Aim of the exercise: From the records below, copy each line in which the string "icon" occurs.

Task input:
▼▼▼

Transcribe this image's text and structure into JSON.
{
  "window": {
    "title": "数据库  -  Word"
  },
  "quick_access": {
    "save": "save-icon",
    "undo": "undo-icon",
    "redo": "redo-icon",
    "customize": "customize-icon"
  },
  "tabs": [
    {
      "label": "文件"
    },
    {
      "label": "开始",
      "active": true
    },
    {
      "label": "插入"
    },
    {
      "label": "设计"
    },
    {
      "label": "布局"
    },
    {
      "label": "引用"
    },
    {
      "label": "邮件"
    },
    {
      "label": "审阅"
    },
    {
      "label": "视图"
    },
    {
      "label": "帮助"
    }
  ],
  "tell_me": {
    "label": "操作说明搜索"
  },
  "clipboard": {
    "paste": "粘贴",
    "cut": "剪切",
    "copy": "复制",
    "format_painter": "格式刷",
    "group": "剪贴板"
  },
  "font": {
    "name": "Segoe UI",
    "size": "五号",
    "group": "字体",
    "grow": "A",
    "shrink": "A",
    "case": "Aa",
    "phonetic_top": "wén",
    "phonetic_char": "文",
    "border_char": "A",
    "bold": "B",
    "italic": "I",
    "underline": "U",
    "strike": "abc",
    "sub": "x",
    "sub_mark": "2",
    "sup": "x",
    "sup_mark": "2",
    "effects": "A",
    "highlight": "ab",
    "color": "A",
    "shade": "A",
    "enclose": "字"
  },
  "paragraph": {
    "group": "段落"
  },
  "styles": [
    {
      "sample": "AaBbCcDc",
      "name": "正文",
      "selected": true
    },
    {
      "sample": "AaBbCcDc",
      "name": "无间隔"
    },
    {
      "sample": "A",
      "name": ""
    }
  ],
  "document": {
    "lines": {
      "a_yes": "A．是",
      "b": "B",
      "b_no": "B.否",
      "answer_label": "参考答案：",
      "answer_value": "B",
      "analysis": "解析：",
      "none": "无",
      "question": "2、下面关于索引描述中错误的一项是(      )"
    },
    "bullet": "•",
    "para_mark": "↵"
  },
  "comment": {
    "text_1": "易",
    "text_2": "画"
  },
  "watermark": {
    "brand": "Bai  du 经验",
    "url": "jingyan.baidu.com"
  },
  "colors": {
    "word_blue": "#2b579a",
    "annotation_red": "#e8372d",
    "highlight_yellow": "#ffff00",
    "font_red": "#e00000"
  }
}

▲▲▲

Task solution:
    "save": "save-icon",
    "undo": "undo-icon",
    "redo": "redo-icon",
    "customize": "customize-icon"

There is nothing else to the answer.